Prompt: Every line with the string "points" in it belongs in your answer, so copy them all from the data.

Interface dataset entries

────

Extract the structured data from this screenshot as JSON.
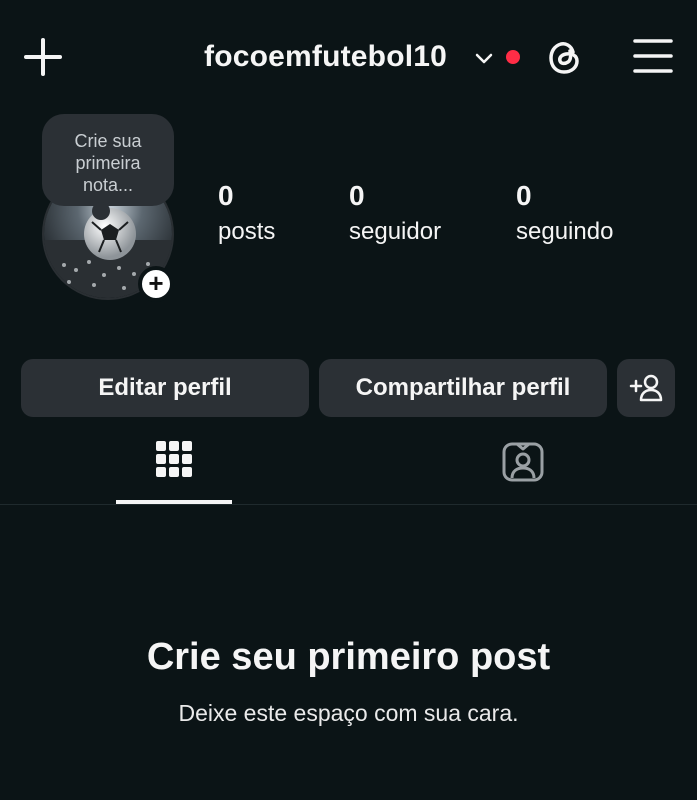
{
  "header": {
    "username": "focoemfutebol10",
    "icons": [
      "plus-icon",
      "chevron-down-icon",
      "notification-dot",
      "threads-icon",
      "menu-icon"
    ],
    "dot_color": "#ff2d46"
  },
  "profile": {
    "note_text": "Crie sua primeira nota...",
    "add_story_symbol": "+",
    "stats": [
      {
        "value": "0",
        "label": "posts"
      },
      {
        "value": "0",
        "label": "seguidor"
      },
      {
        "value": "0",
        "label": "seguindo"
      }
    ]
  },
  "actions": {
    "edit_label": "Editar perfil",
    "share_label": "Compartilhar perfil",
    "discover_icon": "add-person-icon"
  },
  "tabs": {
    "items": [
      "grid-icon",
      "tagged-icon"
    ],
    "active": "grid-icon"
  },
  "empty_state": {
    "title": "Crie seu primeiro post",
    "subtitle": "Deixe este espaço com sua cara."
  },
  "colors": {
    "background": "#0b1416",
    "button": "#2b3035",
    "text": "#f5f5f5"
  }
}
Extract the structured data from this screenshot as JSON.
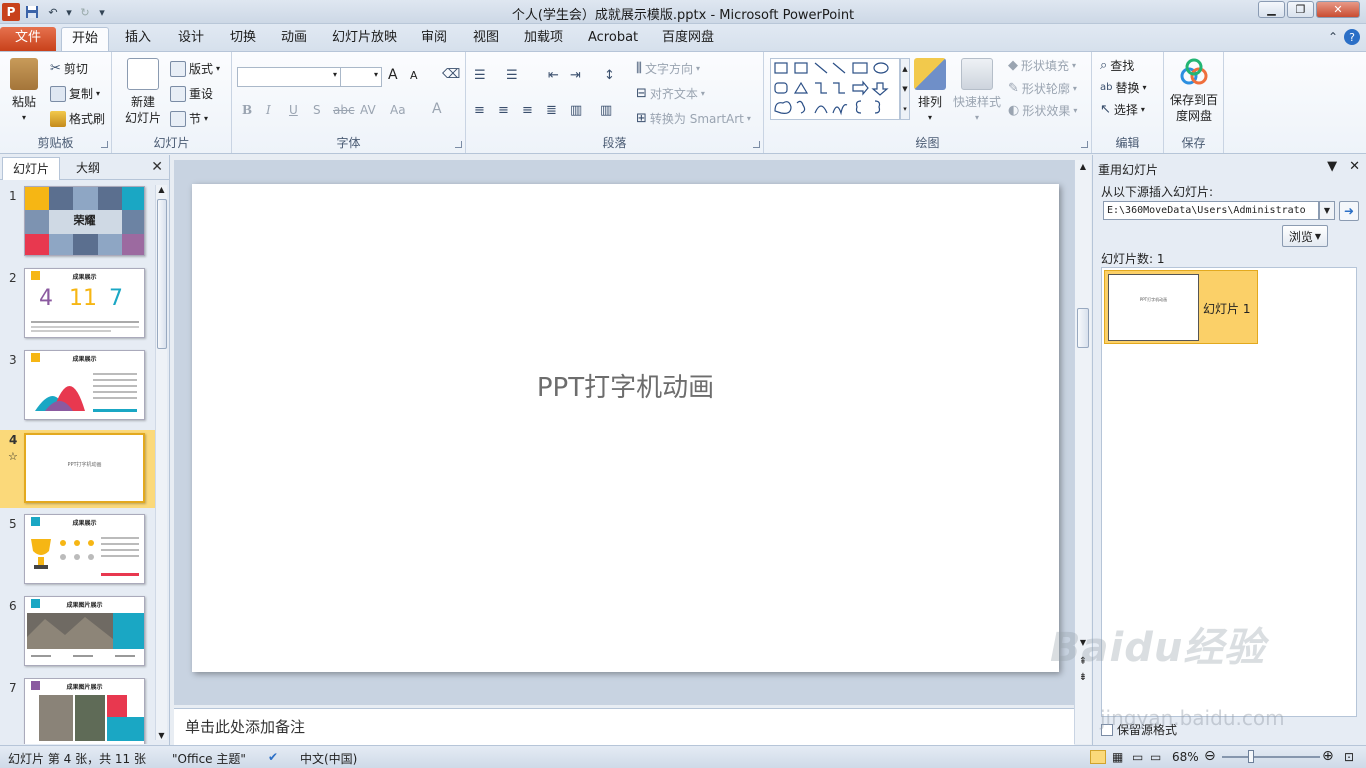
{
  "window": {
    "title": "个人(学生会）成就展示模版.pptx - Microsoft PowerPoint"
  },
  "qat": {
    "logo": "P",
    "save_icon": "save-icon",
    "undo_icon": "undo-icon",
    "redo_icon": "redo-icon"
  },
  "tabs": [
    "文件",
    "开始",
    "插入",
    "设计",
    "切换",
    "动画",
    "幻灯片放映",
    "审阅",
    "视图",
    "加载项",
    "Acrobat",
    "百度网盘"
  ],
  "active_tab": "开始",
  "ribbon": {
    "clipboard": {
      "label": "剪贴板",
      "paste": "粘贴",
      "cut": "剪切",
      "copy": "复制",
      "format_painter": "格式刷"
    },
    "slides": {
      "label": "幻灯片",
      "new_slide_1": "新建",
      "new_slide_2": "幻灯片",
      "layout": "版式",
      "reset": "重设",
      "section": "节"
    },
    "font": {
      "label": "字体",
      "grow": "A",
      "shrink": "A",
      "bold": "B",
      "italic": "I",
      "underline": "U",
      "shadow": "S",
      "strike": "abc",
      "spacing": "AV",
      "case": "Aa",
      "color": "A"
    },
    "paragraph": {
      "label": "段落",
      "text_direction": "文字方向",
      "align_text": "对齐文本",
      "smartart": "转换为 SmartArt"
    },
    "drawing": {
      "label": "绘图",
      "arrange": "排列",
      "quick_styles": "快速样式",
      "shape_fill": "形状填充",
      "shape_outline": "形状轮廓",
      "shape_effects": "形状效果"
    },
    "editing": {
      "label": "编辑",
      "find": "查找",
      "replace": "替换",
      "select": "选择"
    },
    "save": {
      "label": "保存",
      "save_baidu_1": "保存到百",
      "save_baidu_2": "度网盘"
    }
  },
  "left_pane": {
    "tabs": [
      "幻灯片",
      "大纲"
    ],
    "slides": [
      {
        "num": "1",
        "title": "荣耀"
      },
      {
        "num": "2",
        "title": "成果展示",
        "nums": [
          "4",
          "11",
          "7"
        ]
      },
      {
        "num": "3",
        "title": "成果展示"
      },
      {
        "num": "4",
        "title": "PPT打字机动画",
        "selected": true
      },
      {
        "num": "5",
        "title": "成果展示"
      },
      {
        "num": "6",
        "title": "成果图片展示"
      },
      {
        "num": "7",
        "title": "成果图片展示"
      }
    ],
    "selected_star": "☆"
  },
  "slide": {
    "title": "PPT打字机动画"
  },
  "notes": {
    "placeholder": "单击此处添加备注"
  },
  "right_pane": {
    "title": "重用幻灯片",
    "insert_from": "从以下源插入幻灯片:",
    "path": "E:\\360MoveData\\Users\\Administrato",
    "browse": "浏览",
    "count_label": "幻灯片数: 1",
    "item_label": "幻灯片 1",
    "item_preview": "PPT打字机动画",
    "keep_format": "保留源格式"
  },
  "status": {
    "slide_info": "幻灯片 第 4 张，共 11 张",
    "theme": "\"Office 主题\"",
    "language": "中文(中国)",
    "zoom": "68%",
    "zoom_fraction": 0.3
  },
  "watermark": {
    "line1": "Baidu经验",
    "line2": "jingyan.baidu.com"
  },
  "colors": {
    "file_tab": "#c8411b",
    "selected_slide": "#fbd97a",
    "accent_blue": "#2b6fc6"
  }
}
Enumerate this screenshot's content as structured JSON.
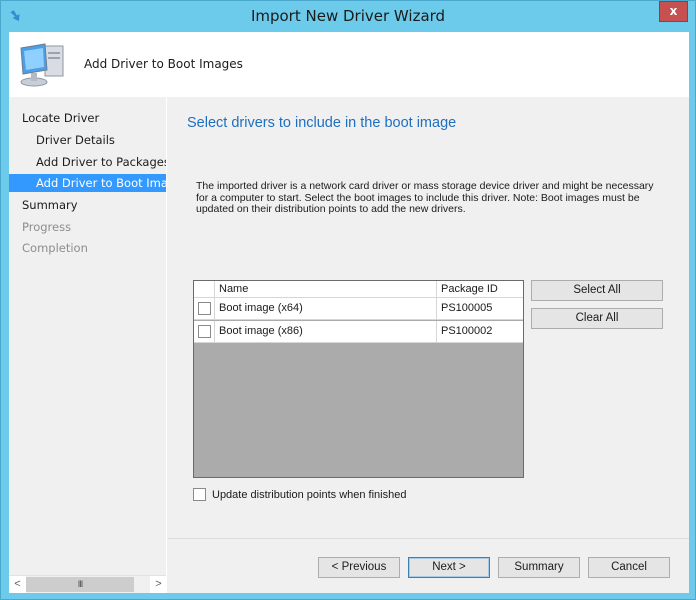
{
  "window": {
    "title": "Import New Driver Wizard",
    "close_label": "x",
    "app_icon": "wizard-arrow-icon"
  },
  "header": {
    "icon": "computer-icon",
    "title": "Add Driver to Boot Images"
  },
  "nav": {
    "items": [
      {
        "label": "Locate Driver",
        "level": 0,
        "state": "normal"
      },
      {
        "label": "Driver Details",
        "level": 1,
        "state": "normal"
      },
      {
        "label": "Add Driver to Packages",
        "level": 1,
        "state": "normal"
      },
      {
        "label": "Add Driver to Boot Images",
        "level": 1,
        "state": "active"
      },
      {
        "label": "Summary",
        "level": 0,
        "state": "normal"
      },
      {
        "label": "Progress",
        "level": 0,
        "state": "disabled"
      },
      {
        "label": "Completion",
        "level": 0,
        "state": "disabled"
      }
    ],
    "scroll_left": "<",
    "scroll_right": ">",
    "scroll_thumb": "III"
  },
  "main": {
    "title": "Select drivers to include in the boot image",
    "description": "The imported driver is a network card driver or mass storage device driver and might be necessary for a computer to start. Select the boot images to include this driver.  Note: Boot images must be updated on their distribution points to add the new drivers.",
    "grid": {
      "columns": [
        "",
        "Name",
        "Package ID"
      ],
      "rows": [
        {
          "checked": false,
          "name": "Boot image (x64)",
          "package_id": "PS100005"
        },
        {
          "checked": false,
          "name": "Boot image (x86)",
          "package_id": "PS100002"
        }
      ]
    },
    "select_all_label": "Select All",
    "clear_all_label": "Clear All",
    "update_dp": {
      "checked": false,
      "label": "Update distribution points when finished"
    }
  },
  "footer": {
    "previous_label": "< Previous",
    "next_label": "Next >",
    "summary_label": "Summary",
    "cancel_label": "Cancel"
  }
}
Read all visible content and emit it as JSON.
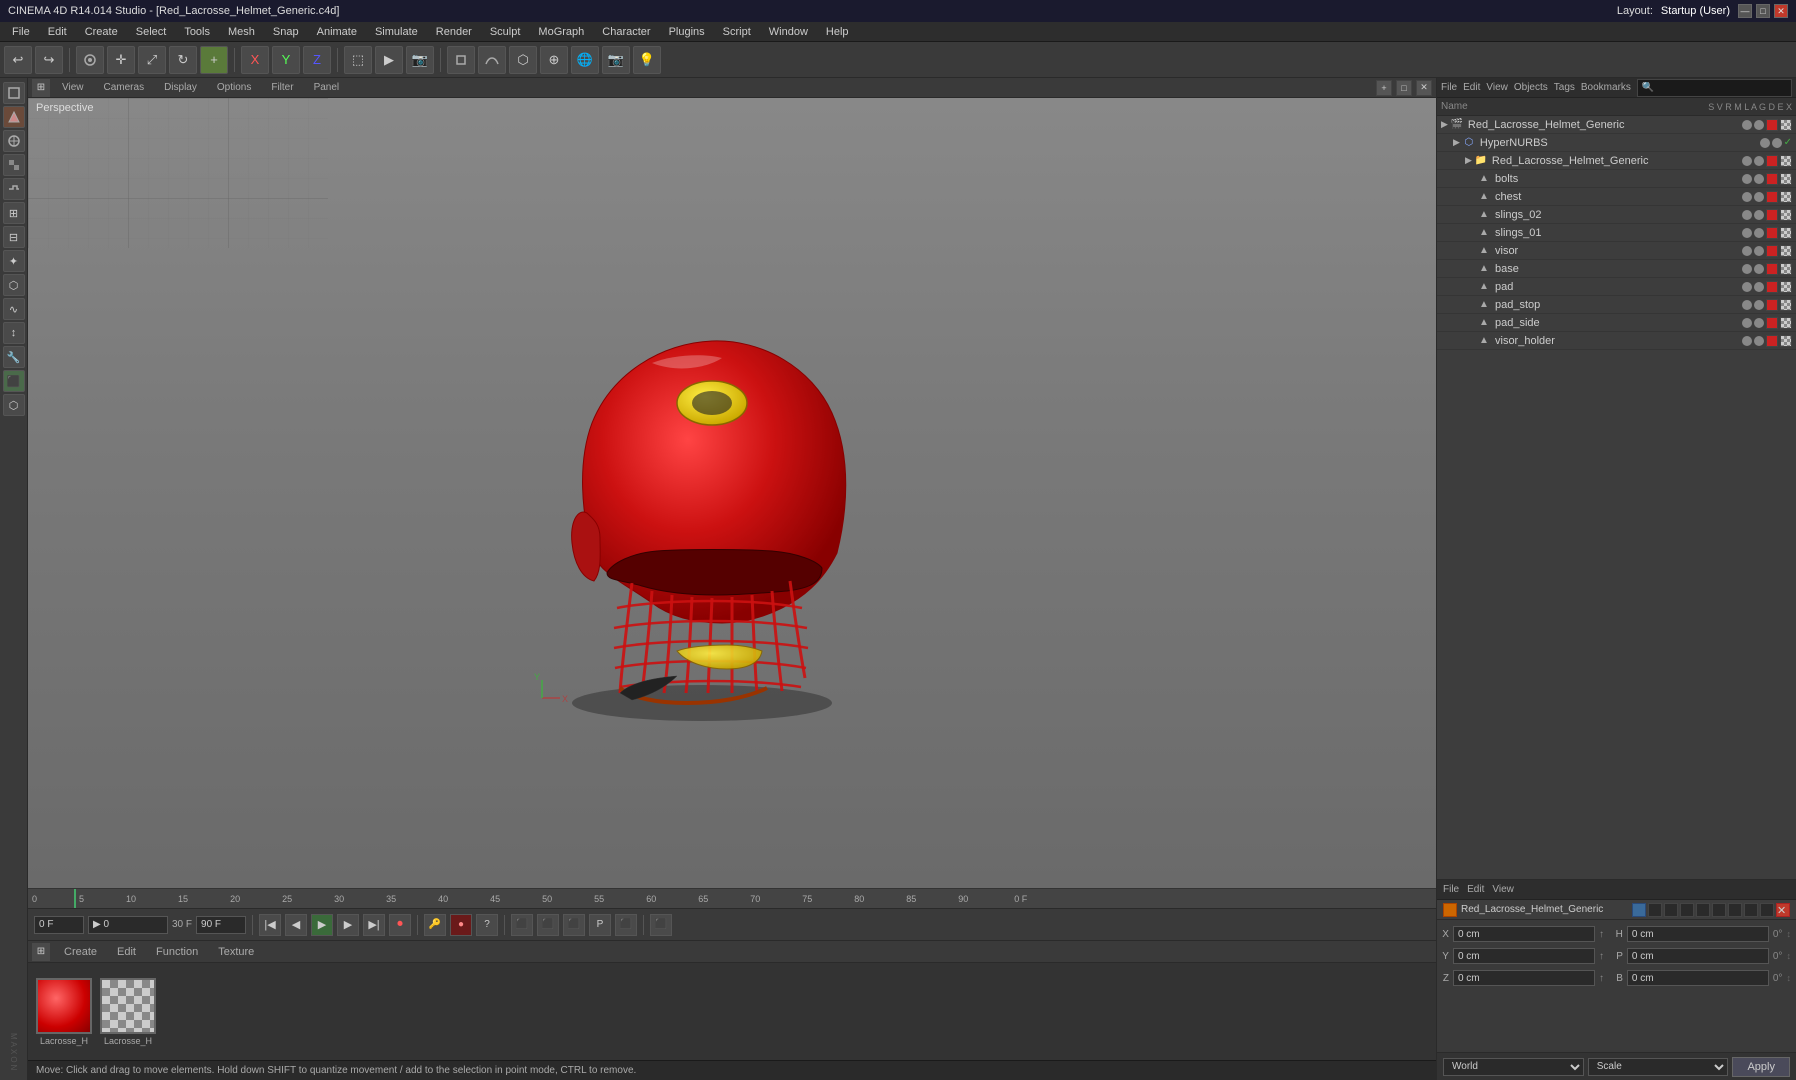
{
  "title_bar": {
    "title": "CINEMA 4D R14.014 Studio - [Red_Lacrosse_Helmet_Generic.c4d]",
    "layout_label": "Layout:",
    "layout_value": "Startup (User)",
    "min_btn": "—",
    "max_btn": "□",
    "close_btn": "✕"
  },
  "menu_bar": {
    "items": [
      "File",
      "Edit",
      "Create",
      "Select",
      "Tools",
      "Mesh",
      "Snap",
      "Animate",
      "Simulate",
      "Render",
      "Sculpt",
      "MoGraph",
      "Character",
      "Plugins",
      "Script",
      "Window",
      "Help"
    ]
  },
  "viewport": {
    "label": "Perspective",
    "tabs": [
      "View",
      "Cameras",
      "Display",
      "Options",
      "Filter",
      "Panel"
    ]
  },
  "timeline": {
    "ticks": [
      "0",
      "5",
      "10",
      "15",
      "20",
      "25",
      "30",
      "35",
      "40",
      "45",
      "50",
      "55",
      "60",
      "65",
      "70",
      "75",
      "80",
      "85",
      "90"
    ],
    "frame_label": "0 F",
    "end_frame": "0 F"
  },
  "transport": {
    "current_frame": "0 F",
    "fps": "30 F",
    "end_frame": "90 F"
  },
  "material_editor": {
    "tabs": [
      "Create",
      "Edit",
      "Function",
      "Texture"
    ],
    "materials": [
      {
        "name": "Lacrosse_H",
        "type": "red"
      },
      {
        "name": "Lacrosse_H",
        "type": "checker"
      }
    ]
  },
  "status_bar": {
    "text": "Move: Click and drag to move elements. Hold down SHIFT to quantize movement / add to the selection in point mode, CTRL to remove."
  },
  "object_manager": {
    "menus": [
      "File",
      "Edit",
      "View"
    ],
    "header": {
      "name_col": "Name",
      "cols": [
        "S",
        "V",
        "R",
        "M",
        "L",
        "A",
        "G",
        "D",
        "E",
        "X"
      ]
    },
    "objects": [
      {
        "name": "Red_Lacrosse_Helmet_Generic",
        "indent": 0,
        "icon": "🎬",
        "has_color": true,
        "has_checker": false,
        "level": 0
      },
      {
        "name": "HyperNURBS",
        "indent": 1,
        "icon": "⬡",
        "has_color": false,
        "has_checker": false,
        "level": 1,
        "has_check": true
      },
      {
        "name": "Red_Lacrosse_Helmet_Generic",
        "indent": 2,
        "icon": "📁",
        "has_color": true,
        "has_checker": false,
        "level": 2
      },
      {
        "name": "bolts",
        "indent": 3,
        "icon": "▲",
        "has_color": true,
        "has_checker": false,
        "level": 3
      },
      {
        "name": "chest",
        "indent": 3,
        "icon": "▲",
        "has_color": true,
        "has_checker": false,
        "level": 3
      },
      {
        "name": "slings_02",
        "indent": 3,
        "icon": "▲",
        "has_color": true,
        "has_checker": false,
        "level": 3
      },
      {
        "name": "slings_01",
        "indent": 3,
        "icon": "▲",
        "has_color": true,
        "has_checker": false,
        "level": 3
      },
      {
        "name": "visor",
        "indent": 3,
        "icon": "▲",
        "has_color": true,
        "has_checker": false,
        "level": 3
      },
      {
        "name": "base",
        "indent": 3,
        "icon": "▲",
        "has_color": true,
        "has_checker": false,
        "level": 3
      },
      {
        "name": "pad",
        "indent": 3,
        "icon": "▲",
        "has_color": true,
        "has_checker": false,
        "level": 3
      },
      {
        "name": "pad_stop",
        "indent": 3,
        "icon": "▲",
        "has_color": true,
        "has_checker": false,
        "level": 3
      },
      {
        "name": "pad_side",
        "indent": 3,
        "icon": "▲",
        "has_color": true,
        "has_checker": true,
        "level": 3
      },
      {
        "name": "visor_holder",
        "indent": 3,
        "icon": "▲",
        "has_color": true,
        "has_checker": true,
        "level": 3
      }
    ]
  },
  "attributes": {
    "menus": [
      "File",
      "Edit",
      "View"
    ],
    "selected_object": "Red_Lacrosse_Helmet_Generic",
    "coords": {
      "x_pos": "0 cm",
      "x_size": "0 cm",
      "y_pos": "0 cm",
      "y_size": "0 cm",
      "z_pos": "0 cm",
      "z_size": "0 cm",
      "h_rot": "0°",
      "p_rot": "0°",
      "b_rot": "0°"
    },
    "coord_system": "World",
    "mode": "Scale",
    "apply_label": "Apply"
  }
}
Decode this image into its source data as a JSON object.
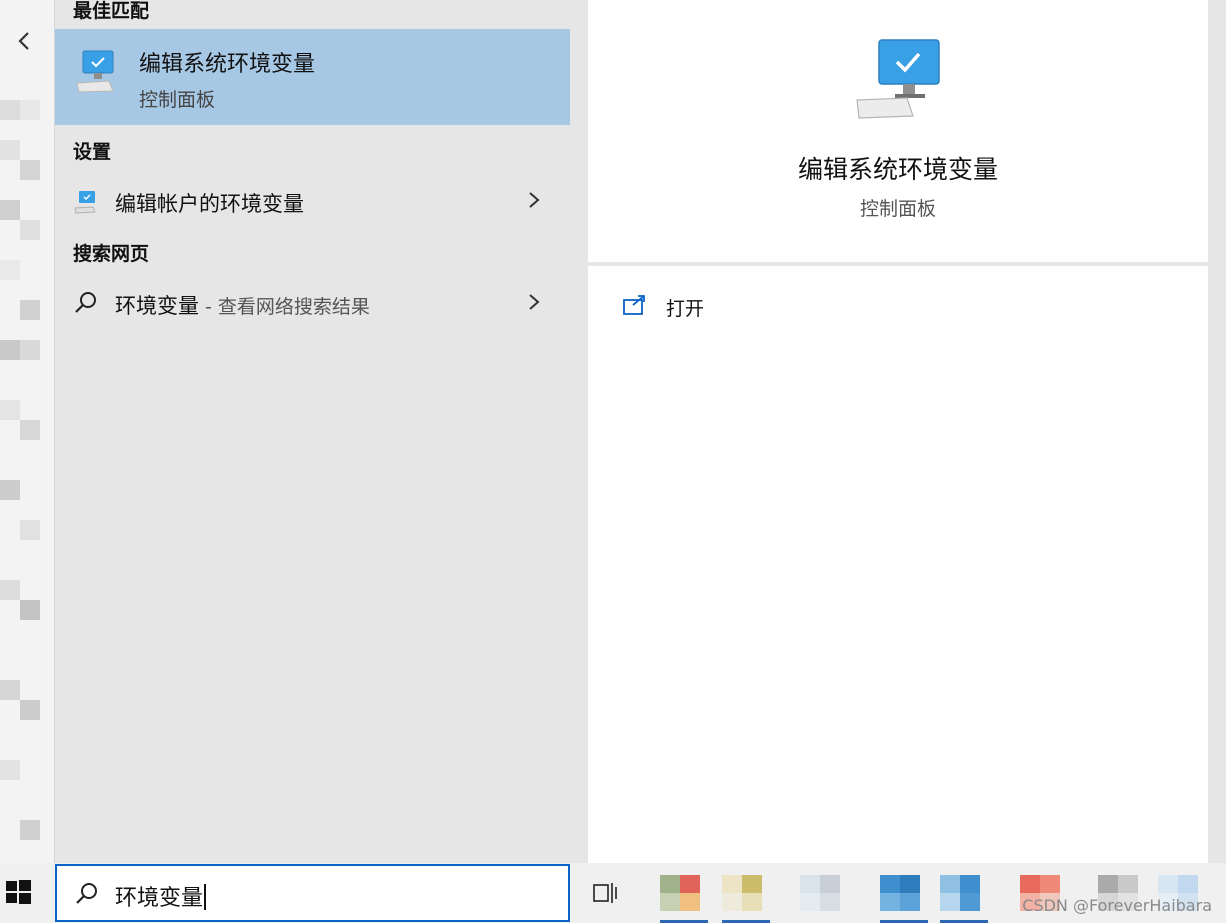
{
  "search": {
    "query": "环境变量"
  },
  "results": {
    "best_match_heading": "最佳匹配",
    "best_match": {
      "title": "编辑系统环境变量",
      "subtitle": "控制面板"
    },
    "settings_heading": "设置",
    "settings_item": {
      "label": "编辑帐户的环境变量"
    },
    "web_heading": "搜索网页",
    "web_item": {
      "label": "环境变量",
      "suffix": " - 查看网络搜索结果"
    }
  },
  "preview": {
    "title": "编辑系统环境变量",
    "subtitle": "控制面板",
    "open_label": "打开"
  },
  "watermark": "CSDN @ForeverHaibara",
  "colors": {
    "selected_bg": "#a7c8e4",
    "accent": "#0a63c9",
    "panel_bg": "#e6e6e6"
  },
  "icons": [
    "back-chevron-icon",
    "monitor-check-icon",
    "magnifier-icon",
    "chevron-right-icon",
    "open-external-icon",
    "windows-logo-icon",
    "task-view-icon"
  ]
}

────

Expected answer:
    "description": "The imported driver is a network card driver or mass storage device driver and might be necessary for a computer to start. Select the boot images to include this driver.  Note: Boot images must be updated on their distribution points to add the new drivers.",
      "label": "Update distribution points when finished"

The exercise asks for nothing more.